- **Information provided**

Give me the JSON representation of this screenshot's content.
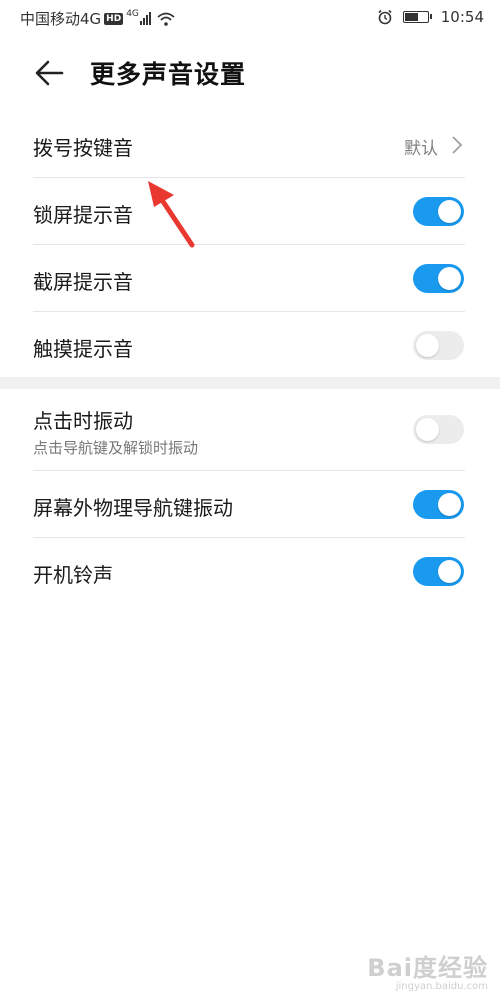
{
  "status_bar": {
    "carrier": "中国移动4G",
    "hd_badge": "HD",
    "network_type": "4G",
    "time": "10:54"
  },
  "header": {
    "title": "更多声音设置"
  },
  "settings": {
    "dial_tone": {
      "label": "拨号按键音",
      "value": "默认"
    },
    "lock_screen_sound": {
      "label": "锁屏提示音",
      "on": true
    },
    "screenshot_sound": {
      "label": "截屏提示音",
      "on": true
    },
    "touch_sound": {
      "label": "触摸提示音",
      "on": false
    },
    "vibrate_on_tap": {
      "label": "点击时振动",
      "sublabel": "点击导航键及解锁时振动",
      "on": false
    },
    "nav_key_vibration": {
      "label": "屏幕外物理导航键振动",
      "on": true
    },
    "startup_ringtone": {
      "label": "开机铃声",
      "on": true
    }
  },
  "watermark": {
    "logo": "Bai度经验",
    "url": "jingyan.baidu.com"
  },
  "colors": {
    "toggle_on": "#1a9aef",
    "toggle_off": "#ececec",
    "annotation_arrow": "#e8382f"
  }
}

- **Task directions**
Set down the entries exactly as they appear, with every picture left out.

- **Response to the exercise**
Give me the JSON representation of this screenshot's content.
{
  "status_bar": {
    "carrier": "中国移动4G",
    "hd_badge": "HD",
    "network_type": "4G",
    "time": "10:54"
  },
  "header": {
    "title": "更多声音设置"
  },
  "settings": {
    "dial_tone": {
      "label": "拨号按键音",
      "value": "默认"
    },
    "lock_screen_sound": {
      "label": "锁屏提示音",
      "on": true
    },
    "screenshot_sound": {
      "label": "截屏提示音",
      "on": true
    },
    "touch_sound": {
      "label": "触摸提示音",
      "on": false
    },
    "vibrate_on_tap": {
      "label": "点击时振动",
      "sublabel": "点击导航键及解锁时振动",
      "on": false
    },
    "nav_key_vibration": {
      "label": "屏幕外物理导航键振动",
      "on": true
    },
    "startup_ringtone": {
      "label": "开机铃声",
      "on": true
    }
  },
  "watermark": {
    "logo": "Bai度经验",
    "url": "jingyan.baidu.com"
  },
  "colors": {
    "toggle_on": "#1a9aef",
    "toggle_off": "#ececec",
    "annotation_arrow": "#e8382f"
  }
}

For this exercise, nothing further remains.